[[ Task inputs open ]]

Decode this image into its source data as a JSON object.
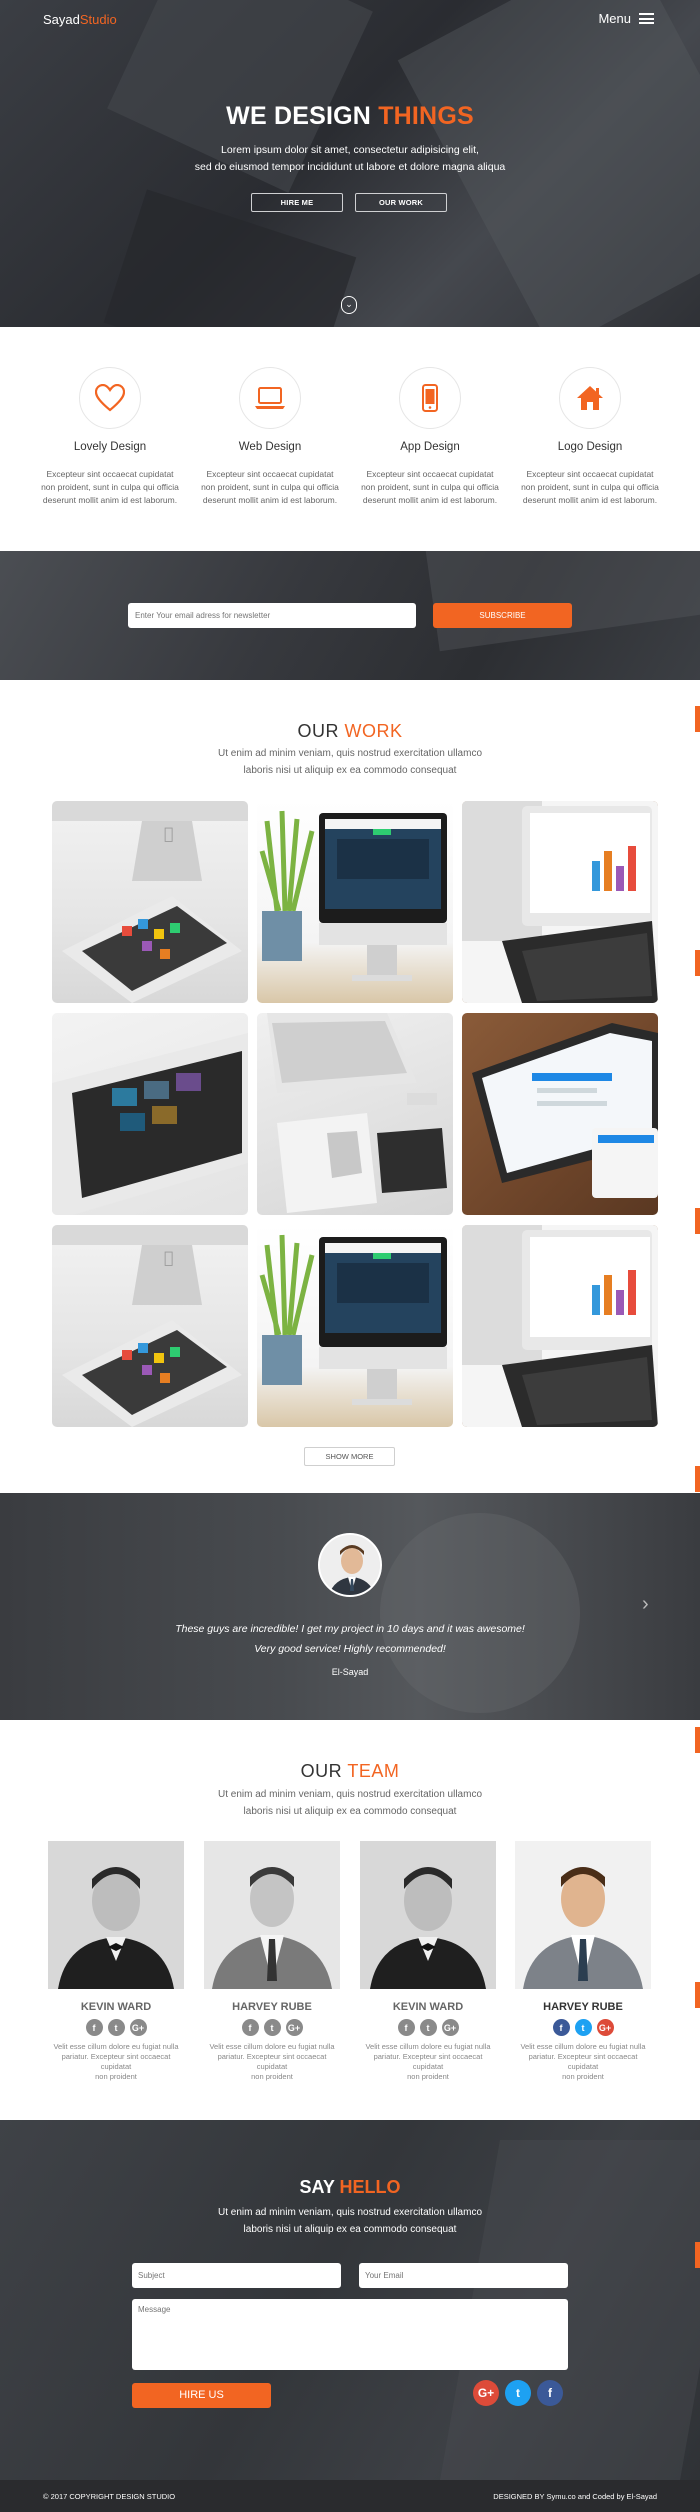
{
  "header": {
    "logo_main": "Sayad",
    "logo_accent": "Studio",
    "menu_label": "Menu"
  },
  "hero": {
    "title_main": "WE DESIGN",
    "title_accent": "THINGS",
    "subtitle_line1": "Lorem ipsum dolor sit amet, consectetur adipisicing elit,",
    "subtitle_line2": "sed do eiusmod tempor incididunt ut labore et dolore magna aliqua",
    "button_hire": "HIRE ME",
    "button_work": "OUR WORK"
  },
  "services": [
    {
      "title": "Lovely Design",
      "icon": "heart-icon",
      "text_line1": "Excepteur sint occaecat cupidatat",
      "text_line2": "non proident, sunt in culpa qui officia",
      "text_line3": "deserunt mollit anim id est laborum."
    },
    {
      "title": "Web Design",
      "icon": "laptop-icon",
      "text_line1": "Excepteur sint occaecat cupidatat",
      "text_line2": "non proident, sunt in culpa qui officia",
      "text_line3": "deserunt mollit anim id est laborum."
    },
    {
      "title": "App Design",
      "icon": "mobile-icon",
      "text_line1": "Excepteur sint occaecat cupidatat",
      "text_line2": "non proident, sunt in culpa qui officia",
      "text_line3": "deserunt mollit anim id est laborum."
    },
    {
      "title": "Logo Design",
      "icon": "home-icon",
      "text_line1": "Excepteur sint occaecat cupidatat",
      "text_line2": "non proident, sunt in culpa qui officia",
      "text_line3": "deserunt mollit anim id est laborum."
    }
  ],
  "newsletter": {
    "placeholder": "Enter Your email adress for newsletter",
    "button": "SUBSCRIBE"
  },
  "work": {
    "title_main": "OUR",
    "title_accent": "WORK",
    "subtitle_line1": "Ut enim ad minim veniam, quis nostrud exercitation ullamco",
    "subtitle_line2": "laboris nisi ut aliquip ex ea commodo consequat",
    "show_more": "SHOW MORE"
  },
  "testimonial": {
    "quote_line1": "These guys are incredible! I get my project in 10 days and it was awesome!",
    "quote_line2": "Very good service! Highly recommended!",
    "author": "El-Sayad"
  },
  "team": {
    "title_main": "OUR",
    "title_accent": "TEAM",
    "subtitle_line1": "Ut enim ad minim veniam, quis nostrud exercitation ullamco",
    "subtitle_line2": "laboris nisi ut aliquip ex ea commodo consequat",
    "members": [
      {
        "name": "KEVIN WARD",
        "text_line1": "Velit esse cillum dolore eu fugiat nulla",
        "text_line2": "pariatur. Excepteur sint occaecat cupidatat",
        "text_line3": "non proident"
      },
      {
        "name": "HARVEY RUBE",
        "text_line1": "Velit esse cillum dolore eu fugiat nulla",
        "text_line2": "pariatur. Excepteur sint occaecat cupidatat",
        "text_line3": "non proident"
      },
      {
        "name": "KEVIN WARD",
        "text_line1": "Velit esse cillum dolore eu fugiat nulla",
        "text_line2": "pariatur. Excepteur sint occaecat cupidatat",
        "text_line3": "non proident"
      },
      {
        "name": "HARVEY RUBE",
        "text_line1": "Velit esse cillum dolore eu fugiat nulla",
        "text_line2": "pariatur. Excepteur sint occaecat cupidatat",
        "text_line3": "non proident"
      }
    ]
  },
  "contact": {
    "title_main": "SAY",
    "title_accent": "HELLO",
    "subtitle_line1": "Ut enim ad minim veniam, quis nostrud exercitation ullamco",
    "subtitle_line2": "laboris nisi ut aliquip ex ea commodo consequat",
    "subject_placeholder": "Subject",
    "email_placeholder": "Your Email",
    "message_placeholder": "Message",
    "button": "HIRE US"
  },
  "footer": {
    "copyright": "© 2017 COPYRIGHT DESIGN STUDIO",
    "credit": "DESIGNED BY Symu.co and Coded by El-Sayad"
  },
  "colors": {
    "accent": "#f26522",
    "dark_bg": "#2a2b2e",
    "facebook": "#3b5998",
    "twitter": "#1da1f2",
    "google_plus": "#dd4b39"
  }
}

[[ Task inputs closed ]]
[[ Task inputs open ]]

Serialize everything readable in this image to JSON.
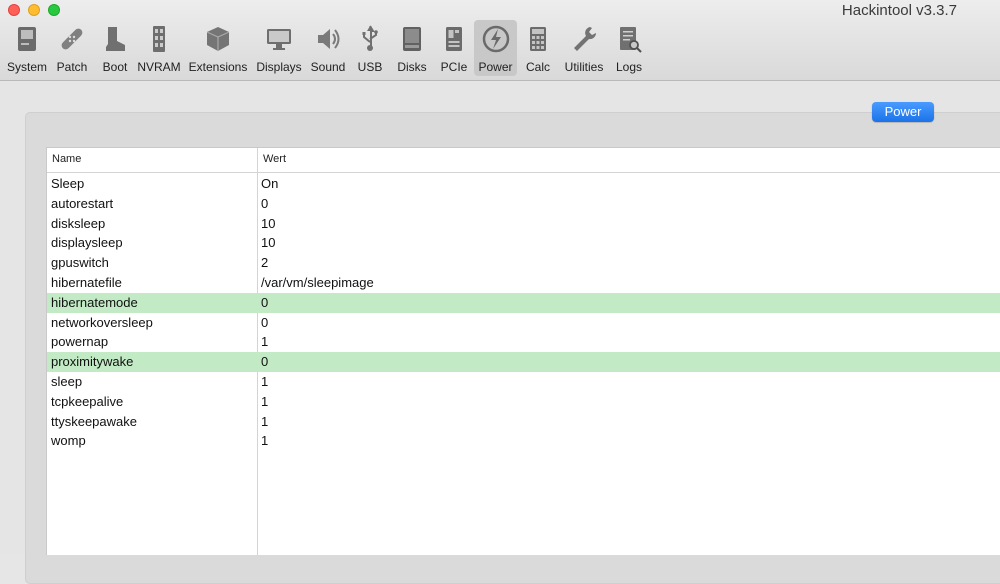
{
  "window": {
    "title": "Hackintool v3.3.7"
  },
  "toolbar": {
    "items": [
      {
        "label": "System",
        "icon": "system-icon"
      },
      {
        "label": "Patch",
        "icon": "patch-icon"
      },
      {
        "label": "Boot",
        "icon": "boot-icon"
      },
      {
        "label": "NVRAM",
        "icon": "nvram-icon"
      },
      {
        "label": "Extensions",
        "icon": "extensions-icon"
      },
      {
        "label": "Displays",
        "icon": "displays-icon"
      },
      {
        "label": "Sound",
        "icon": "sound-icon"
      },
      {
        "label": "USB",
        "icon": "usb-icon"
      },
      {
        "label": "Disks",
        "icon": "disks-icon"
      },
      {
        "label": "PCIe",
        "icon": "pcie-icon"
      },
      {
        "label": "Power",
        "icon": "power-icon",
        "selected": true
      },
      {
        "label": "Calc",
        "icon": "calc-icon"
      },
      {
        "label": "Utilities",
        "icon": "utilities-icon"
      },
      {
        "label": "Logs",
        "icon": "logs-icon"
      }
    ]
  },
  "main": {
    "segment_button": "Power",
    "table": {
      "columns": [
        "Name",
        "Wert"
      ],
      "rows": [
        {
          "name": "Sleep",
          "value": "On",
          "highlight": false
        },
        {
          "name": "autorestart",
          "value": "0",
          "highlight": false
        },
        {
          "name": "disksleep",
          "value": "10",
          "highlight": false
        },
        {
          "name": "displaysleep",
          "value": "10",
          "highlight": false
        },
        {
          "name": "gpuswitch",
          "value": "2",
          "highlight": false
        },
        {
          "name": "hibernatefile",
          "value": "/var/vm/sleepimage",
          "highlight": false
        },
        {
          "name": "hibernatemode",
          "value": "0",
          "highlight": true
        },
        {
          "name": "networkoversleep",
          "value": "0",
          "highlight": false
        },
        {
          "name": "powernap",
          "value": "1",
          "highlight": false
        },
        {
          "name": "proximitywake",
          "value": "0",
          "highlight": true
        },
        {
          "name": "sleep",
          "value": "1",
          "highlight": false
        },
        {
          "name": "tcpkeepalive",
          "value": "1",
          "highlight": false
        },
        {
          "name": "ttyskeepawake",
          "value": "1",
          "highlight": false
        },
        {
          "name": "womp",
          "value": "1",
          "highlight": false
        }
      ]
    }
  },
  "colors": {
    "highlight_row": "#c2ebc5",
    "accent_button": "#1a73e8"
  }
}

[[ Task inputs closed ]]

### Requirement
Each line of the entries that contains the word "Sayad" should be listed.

### Expected answer
    "logo_main": "Sayad",
    "author": "El-Sayad"
    "credit": "DESIGNED BY Symu.co and Coded by El-Sayad"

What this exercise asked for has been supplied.